Stored items from a collection
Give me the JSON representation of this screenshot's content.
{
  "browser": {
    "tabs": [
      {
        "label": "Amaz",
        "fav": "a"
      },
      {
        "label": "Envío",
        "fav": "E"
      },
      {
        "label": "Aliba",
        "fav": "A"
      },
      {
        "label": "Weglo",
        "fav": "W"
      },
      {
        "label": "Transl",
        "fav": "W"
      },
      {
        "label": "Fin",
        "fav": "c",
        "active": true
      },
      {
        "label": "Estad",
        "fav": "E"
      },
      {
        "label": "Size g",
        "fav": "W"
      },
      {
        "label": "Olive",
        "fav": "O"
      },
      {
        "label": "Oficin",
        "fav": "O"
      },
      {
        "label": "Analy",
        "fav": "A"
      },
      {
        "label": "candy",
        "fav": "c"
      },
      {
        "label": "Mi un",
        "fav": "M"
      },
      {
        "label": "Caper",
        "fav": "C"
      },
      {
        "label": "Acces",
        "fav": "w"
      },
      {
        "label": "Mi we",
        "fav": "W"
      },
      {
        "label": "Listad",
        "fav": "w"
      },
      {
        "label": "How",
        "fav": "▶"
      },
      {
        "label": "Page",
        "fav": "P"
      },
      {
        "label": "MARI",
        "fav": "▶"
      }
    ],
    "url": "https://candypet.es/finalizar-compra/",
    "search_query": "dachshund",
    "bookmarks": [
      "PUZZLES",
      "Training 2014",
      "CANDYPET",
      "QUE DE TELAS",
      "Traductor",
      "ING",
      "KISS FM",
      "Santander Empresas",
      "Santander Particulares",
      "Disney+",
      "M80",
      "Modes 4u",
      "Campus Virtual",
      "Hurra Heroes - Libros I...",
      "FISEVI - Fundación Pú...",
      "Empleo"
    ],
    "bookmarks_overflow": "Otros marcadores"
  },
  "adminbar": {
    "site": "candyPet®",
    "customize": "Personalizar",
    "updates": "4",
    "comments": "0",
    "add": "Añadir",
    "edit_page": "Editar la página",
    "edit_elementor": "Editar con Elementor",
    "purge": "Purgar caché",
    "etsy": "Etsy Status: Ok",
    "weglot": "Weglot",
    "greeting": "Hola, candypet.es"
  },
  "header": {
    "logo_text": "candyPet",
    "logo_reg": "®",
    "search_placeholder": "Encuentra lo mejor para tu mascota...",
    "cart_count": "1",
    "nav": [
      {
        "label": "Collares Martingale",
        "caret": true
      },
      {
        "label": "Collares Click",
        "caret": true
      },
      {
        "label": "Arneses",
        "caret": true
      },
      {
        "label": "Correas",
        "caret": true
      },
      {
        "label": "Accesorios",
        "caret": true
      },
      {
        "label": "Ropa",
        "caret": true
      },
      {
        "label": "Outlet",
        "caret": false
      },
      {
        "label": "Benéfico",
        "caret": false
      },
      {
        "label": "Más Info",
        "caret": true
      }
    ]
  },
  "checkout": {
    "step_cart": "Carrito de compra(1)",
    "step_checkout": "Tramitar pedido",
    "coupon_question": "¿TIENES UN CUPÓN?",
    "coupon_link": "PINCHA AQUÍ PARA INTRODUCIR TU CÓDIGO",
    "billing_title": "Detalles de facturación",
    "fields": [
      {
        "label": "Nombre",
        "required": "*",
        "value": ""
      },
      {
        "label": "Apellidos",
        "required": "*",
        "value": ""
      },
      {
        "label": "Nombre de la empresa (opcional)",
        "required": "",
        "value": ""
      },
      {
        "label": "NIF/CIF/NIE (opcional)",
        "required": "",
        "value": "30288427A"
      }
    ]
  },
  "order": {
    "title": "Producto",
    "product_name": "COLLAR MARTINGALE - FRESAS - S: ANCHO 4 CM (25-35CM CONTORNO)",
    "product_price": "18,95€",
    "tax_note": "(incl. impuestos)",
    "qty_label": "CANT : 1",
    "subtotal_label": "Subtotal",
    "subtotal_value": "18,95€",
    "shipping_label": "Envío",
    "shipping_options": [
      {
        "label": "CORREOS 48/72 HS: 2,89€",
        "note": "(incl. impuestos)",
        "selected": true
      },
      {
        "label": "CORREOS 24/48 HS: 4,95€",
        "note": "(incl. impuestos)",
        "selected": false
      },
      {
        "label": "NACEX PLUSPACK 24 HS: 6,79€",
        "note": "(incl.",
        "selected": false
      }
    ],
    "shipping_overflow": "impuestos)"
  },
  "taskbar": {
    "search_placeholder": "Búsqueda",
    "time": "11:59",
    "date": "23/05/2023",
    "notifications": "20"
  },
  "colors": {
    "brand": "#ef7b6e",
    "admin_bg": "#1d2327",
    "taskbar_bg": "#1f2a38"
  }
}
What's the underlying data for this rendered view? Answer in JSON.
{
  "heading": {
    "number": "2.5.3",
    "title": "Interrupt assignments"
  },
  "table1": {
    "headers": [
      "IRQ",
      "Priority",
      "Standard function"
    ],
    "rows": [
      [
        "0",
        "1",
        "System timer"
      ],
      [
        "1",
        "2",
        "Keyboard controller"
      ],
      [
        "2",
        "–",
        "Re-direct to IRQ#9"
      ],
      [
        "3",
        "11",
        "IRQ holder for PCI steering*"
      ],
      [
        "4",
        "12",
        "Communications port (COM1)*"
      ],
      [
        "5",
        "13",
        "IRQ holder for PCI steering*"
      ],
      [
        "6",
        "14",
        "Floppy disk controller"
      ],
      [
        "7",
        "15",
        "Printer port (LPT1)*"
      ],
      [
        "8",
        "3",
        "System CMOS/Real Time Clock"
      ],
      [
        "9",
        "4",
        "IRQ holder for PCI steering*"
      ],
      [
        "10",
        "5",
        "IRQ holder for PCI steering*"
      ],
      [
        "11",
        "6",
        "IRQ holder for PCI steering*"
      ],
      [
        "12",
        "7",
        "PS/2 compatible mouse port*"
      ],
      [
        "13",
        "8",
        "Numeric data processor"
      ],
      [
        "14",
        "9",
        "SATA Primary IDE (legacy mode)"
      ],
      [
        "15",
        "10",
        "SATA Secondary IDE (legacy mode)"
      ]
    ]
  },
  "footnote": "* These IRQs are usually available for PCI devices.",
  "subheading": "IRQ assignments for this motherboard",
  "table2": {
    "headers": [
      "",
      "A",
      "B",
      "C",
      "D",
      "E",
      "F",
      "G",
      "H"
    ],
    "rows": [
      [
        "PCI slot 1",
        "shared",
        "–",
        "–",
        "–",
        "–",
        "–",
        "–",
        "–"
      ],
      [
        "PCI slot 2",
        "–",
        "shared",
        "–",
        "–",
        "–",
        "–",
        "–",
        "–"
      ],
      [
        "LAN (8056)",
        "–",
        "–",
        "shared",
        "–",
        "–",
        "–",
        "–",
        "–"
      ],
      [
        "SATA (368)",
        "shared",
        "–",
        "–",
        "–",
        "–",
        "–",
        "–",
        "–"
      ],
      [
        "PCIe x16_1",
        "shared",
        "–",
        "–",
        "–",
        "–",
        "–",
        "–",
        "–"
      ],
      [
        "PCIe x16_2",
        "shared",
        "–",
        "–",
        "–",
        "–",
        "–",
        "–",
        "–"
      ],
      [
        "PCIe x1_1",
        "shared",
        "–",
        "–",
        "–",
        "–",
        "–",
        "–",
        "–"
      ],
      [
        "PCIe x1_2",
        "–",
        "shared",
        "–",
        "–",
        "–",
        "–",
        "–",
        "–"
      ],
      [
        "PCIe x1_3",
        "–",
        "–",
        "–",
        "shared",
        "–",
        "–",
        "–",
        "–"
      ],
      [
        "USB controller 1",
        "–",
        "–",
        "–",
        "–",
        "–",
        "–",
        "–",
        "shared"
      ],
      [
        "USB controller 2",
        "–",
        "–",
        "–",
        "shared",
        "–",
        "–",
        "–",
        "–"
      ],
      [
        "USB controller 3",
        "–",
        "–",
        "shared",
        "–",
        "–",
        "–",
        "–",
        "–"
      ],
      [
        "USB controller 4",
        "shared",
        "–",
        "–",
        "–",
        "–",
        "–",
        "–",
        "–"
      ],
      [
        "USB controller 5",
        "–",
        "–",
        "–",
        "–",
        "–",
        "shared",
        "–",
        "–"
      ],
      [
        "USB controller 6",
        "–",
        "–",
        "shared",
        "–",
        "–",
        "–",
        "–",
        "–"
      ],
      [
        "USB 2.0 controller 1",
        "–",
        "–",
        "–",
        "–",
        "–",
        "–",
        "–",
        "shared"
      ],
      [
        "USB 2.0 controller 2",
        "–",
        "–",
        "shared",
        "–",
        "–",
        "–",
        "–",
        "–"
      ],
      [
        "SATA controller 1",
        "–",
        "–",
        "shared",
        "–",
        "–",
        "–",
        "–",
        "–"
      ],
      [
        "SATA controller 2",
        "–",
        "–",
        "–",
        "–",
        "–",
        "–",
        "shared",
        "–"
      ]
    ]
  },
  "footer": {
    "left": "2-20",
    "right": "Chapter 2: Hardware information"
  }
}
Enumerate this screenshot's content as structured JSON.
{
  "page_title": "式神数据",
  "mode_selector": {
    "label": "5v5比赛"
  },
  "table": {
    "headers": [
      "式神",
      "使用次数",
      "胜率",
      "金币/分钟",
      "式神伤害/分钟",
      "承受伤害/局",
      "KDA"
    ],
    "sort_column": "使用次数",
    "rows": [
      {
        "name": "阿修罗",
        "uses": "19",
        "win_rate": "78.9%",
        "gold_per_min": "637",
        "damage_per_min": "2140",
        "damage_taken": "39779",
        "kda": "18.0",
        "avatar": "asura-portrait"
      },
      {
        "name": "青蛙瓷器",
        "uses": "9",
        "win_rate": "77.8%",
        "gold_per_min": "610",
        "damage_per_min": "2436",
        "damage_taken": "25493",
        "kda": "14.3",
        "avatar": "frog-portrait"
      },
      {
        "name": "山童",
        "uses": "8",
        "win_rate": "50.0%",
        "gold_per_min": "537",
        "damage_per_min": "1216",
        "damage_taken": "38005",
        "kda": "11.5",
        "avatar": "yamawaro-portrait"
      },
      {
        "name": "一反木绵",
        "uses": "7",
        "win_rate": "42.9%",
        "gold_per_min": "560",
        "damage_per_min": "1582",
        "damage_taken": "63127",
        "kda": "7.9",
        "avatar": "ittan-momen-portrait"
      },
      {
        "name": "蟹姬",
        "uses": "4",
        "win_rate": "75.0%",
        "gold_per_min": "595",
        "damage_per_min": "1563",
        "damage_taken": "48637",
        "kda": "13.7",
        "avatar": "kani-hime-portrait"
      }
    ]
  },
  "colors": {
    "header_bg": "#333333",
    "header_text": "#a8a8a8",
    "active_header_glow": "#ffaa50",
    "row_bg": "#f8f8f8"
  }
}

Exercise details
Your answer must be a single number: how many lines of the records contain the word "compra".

Response to this exercise
2